The program will be managed by Oakland-based GRID Alternatives, a non-profit organization that provides solar equipment, training, and resources to low-income families. To date, GRID Alternatives has trained more than 2,000 volunteers to install more than 230 solar PV systems for low-income families throughout the state. These systems are reducing each family's electric bills by approximately 75%, which translates to a total of $3.8 million in energy cost savings over the systems' projected life spans, the organization says.

"Through the SASH Program, we'll be able to extend our services to a much wider audience of qualified low-income homeowners in California," said Tim Sears, GRID Alternatives program director. "We're thrilled about that because we believe that making energy choices that are good for the environment can go hand-in-hand with improving the lives of those living in low-income communities."

In one of the first SASH installations, GRID Alternatives joined with a number of community organizations to install a solar electric system for a low-income homeowner living in a Habitat for Humanity home in southeast San Diego.
Credit: GRID Alternatives

In one of the first SASH installations, GRID Alternatives joined with a number of community organizations to install a solar electric system for a low-income homeowner living in a Habitat for Humanity home in southeast San Diego.

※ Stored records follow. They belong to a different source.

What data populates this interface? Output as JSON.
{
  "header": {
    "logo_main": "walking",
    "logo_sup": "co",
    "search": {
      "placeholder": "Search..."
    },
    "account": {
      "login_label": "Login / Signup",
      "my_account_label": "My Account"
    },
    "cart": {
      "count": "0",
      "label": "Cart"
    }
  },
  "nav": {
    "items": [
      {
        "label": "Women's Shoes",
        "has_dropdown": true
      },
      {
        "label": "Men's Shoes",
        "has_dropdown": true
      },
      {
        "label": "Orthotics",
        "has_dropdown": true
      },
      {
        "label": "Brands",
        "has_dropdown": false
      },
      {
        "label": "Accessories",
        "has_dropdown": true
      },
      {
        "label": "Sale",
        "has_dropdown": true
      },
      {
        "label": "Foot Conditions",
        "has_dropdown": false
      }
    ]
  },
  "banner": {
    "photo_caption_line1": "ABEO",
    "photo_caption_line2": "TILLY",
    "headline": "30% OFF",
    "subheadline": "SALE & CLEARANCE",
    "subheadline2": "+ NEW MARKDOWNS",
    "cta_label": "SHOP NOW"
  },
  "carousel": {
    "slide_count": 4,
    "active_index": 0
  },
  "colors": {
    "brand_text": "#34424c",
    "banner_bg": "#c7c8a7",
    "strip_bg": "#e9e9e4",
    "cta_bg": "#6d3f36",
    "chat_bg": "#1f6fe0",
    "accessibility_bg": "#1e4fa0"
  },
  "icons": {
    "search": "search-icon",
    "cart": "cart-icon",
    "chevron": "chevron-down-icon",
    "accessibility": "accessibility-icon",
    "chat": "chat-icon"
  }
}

In addition to reducing electricity bills, the SASH program will also benefit the communities it serves by leveraging local green job training initiatives to assist with installing the solar systems. GRID Alternatives partners with workforce development programs to assist with the installation of the solar systems, in order to help local workers access careers in solar installation. Jennifer Goodman is Senior Editor, Online for EcoHome.